_Task requirements_
Look for the string "data" in the material below. Copy every line where you find it.

Material to process section start

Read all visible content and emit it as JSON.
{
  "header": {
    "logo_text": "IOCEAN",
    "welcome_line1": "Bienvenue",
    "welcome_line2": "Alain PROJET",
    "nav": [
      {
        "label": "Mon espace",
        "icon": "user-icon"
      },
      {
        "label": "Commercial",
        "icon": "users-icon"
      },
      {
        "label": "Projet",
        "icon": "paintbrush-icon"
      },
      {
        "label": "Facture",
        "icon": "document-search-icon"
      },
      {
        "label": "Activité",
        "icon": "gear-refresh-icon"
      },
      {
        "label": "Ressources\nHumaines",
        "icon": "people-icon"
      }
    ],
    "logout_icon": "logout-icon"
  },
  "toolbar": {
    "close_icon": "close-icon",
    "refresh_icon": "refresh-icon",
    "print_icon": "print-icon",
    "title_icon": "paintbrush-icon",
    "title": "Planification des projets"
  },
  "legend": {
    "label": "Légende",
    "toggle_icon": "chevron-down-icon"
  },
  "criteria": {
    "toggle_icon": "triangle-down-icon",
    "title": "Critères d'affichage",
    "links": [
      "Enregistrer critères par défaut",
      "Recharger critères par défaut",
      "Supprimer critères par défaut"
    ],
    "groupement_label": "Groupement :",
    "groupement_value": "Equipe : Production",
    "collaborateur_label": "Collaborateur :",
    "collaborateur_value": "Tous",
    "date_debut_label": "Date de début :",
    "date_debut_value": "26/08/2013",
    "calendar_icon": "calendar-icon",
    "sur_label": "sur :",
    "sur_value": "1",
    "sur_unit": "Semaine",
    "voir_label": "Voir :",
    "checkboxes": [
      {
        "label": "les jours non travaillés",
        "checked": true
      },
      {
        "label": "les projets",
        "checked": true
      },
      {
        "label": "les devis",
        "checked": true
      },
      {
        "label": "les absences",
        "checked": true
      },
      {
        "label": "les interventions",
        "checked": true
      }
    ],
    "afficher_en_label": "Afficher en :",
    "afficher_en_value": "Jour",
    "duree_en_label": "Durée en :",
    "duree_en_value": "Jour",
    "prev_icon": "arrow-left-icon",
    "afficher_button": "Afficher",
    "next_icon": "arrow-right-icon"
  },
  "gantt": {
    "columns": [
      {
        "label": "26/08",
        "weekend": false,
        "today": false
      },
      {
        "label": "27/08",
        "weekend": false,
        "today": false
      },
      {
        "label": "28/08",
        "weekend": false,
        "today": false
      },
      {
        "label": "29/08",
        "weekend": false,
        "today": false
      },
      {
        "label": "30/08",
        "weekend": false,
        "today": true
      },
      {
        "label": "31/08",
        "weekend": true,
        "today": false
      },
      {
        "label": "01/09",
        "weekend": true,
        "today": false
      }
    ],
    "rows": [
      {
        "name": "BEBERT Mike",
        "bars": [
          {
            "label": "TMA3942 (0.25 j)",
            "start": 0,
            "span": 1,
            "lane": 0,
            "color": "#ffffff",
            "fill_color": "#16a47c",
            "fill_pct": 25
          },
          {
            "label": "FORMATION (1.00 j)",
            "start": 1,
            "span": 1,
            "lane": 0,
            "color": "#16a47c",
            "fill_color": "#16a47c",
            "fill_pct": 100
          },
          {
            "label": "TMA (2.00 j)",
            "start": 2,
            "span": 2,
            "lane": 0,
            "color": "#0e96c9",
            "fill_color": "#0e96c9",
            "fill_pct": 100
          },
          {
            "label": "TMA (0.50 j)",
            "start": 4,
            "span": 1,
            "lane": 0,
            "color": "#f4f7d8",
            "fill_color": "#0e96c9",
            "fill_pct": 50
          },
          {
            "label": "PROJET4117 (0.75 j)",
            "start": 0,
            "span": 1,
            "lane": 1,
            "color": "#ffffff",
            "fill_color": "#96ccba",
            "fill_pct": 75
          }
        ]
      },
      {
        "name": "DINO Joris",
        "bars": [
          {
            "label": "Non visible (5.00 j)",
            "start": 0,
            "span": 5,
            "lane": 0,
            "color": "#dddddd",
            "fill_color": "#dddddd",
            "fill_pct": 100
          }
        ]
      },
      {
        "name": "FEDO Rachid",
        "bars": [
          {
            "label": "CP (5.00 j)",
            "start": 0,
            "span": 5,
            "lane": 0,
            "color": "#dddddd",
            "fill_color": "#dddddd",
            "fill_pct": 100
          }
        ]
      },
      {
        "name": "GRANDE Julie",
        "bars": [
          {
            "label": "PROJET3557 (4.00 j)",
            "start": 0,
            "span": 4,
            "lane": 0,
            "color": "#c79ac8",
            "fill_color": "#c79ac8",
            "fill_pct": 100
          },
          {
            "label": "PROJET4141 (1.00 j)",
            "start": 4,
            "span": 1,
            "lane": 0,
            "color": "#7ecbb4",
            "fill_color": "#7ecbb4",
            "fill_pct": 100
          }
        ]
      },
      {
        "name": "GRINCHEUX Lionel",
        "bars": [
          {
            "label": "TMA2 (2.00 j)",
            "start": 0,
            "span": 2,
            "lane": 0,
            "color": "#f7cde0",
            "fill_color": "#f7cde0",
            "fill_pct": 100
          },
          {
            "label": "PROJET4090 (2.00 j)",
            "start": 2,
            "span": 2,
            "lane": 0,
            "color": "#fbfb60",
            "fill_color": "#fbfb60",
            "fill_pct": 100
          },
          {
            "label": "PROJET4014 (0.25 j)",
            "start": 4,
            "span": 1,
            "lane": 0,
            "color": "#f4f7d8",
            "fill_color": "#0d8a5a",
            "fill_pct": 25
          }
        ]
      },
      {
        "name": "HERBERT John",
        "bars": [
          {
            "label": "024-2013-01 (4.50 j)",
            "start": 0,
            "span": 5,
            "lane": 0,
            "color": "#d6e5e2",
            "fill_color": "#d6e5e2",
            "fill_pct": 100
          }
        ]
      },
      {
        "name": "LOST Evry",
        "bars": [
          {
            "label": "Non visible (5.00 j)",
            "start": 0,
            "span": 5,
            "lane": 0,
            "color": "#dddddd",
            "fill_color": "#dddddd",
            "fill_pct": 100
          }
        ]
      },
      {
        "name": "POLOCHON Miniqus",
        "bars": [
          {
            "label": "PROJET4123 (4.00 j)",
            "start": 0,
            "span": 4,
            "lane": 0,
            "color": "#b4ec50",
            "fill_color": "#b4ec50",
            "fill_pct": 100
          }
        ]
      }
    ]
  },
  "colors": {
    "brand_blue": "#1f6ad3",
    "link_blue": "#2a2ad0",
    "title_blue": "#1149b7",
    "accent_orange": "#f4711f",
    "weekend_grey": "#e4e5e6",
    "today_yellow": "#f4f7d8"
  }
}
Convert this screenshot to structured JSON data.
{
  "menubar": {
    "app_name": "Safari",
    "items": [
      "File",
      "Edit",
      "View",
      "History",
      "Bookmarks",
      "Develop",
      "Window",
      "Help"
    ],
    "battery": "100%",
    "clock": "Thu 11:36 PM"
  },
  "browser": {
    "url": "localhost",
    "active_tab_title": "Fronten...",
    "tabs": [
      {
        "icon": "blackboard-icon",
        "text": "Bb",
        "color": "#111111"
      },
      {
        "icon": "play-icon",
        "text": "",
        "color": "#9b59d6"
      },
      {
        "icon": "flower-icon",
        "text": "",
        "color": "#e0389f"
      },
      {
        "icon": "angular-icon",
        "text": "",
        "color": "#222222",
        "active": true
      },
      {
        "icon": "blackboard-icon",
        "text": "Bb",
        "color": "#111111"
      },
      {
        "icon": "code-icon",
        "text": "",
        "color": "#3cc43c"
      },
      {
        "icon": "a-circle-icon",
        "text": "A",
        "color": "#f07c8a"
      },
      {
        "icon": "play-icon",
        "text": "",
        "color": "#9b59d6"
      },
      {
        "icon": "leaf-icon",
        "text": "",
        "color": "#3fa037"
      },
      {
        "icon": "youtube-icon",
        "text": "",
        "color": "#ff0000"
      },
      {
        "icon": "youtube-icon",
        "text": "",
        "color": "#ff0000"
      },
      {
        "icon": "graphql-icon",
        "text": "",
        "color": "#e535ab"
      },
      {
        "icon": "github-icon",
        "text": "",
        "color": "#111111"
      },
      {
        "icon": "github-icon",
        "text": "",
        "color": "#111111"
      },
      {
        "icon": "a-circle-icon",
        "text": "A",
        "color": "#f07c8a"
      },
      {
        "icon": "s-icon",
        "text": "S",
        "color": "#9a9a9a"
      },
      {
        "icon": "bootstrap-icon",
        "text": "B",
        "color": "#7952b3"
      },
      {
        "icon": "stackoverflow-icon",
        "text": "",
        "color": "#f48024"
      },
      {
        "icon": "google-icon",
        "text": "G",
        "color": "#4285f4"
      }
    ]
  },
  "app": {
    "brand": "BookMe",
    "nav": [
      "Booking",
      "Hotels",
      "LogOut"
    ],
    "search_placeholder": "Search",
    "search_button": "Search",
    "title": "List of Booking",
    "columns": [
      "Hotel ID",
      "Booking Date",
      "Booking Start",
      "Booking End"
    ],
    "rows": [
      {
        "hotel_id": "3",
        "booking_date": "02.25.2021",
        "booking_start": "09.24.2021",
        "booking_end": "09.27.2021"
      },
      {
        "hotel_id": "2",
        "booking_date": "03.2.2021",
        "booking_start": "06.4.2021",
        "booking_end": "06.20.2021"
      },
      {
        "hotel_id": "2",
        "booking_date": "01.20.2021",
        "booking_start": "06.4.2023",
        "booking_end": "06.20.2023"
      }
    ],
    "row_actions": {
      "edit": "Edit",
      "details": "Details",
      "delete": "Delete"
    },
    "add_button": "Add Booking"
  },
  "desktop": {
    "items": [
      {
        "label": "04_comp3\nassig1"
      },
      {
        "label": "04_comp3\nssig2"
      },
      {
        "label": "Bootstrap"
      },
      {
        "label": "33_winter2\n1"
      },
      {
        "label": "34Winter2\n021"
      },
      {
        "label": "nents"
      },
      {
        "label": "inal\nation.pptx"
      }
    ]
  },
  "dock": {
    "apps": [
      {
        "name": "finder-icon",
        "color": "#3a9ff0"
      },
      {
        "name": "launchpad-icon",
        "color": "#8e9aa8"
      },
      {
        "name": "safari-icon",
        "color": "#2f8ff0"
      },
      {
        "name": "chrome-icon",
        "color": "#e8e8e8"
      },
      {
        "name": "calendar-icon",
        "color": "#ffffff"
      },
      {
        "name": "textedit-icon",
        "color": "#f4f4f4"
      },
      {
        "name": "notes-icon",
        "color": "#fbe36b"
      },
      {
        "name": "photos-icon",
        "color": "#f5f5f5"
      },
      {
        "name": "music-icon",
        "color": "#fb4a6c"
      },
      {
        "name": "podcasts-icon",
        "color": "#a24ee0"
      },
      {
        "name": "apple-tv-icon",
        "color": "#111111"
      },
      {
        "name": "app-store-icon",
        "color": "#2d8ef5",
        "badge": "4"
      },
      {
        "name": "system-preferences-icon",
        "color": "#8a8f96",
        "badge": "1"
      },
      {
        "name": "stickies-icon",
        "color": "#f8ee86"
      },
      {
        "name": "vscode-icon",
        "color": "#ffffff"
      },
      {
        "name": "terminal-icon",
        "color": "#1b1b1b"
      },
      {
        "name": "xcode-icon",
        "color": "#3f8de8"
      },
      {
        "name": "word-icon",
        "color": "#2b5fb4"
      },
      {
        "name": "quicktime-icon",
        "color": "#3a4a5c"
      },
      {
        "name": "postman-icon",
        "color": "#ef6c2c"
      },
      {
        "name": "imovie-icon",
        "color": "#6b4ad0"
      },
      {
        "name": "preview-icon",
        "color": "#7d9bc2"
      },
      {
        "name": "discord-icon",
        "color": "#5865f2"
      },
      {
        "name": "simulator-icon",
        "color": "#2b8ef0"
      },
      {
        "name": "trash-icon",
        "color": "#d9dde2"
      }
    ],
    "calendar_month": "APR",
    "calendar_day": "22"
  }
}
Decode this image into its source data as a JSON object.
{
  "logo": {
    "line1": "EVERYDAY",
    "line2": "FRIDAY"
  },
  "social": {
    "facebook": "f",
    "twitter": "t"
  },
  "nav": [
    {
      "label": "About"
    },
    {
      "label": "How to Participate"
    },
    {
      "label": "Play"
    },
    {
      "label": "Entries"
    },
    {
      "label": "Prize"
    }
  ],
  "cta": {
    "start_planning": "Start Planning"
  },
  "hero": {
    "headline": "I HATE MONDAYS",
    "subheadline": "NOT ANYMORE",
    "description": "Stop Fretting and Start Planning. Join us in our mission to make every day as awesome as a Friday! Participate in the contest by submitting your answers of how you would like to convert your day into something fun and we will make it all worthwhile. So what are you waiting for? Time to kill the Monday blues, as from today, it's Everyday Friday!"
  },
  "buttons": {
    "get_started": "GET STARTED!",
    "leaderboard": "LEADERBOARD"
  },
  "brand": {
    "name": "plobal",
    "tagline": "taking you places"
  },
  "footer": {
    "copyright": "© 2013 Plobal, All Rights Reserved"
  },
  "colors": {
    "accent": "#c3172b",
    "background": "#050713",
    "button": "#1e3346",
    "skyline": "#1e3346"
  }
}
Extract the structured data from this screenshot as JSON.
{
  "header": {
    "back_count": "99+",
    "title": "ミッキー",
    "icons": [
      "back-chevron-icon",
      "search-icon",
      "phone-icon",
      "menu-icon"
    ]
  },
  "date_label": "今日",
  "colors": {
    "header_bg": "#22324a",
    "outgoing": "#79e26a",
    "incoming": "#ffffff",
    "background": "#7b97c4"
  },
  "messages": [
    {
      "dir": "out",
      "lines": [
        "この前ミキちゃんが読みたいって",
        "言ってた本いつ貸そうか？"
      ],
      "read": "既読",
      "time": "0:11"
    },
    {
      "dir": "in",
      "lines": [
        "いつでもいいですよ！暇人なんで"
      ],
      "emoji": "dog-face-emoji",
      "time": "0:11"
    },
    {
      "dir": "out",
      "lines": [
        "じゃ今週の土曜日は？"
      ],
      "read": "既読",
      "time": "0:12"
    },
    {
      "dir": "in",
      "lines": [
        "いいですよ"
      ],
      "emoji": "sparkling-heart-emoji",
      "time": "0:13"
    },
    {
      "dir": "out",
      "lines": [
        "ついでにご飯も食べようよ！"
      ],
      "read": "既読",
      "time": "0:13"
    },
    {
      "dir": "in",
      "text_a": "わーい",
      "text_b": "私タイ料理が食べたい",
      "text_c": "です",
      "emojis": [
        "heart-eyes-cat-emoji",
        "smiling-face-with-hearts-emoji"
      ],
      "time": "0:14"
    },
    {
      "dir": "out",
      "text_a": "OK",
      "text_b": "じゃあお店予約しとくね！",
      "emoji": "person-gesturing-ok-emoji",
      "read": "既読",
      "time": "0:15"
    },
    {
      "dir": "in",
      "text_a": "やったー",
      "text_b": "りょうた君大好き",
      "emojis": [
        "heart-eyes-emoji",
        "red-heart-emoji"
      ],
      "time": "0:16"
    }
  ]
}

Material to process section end

_Task response_
Convert this screenshot to structured JSON data.
Decode this image into its source data as a JSON object.
Extract the structured data from this screenshot as JSON.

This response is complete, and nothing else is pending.